In the wake of the Supreme Court’s most recent decision regarding what police can and can not do during a DWI stop, many are wondering how this will affect Texas drivers. The short answer is that it will and it will not.
The takeaway from the High Court’s historic decision is twofold. In the first instance the Supreme Court ruled that the police are not allowed to take a blood sample from a DWI suspect except in rare and extraordinary circumstances. This ruling overturned several state laws that not only required drivers to give a blood sample, but made it a crime not to comply.
This was not really news as the court recently said as much in a decision in which a man was convicted of DWI after being forced to give a blood sample. In that case, the High Court overturned the DWI conviction and sent it back to the state court. This decision had a large impact on Texas cases, and even caused numerous convictions to be reversed. This happened because of a previous Texas law that required DWI suspects to give blood samples in certain situations.
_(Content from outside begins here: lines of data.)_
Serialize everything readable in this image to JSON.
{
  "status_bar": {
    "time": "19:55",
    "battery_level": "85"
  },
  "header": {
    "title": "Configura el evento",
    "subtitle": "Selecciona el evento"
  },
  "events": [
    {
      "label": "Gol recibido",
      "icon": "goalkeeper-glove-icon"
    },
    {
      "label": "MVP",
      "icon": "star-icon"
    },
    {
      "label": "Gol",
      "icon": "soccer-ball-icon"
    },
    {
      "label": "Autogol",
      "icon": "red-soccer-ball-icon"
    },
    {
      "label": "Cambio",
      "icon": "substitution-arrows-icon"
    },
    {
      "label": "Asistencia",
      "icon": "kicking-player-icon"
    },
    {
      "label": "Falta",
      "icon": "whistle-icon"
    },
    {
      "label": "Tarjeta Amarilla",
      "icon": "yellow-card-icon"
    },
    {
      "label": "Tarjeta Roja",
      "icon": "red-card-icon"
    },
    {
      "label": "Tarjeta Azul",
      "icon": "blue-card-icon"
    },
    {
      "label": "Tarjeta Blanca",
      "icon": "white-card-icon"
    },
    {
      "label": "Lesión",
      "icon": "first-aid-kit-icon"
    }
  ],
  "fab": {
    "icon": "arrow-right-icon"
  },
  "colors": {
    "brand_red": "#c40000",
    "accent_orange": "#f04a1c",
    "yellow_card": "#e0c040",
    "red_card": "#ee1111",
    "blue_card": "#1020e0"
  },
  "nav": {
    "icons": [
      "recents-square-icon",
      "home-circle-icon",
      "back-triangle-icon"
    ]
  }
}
The other, bigger takeaway from the Supreme Court’s decision in Birchfield v. North Dakota was regarding breathalyzers. In a stunning turn of events, the Supreme Court ruled that police do not need a warrant to force a DWI suspect to take a breathalyzer test. To justify their ruling, the majority of the court said that a breathalyzer is significantly less intrusive than a blood draw. Of course the procedure may be less invasive, but the rest is not. Like a blood draw, a breath test reveals very intimate details about a citizen’s life to be used as evidence against them in a prosecution. The High Court did not see the case in those terms.
Effect on Texas Law
Now the people want to know what affect this decision will have on Texas law. This is a bit complicated, but as far as the U.S. Constitution is concerned, a police officer can demand a breathalyzer from a DWI suspect and not face any negative consequences. But this is not the case when it comes to the Texas Constitution.
Under Texas law a driver suspected of DWI can refuse to take a breathalyzer at a police officer’s request, but doing so will result in civil penalties for the driver, like a suspended license. So even if a police officer can constitutionally demand a breathalyzer from a driver, under Texas law the DWI suspect should still be protected from a forced test.
Of course this could all change in the blink of an eye. If there is one issue that the public and lawmakers feel strongly about it is punishing drunk drivers (as an aside, this is why it is so important to hire an aggressive DWI defense team to protect your rights). With this new decision by the court ruling that warrantless breathalyzers are fine under the law, the legislature could easily pass a law demanding DWI suspects submit to a breathalyzer, essentially forcing them to testify against themselves in court.
In order to defend your rights, and ensure you are not taken advantage of in your DWI case, contact us. At The Wilder DWI Defense Firm we will aggressively defend your case, and ensure that every avenue of defense is defended in front of the prosecutor, judge, and jury.
(photo courtesy of KOMUnews)